» GOAL OF THE EXERCISE
Whenever a line below includes the word "delete", copy that line.

» DATA EXCERPTS
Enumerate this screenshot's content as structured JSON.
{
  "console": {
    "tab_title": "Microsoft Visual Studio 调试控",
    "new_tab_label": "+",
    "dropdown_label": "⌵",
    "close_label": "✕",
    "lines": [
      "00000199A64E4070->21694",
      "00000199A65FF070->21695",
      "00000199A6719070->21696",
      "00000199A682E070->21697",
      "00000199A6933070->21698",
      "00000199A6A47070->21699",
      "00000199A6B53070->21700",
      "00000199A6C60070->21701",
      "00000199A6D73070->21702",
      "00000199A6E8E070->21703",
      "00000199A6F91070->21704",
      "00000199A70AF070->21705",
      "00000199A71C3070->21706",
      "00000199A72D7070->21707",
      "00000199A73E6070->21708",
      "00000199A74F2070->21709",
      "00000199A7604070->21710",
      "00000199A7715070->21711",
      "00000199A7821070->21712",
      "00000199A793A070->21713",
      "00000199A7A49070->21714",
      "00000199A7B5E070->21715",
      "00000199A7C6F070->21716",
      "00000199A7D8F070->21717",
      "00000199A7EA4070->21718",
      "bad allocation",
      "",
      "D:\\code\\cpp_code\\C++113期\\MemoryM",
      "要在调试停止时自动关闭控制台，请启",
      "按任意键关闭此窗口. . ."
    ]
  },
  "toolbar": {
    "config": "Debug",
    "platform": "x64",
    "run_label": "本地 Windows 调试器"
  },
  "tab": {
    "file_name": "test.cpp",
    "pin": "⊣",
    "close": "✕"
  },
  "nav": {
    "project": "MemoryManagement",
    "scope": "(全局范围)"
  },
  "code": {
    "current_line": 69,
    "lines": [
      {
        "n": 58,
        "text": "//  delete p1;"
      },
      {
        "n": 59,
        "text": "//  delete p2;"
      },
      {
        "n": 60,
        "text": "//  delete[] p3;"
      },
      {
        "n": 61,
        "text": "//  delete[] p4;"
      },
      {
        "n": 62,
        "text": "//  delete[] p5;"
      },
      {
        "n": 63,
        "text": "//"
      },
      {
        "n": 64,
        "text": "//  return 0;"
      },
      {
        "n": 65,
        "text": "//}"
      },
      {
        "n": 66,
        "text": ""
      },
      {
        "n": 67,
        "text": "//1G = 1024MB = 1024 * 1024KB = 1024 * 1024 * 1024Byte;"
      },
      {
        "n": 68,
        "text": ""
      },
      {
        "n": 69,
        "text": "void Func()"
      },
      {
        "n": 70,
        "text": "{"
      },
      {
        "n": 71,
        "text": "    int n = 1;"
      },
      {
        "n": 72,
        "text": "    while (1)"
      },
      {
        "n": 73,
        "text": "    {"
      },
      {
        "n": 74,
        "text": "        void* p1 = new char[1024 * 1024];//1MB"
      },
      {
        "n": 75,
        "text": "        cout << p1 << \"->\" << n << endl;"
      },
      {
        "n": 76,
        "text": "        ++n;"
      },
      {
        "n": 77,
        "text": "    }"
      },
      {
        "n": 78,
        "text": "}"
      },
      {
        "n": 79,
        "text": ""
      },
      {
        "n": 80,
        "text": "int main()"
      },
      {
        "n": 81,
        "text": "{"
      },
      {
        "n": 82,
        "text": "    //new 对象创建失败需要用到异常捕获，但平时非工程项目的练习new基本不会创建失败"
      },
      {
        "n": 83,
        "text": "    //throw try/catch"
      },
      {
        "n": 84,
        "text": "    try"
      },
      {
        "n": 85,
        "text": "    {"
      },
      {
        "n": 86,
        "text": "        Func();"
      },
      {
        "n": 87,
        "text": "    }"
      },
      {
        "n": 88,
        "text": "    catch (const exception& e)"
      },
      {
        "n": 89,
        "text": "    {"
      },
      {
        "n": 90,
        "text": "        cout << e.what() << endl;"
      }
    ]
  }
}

» EXERCISE OUTPUT
        "text": "//  delete p1;"
        "text": "//  delete p2;"
        "text": "//  delete[] p3;"
        "text": "//  delete[] p4;"
        "text": "//  delete[] p5;"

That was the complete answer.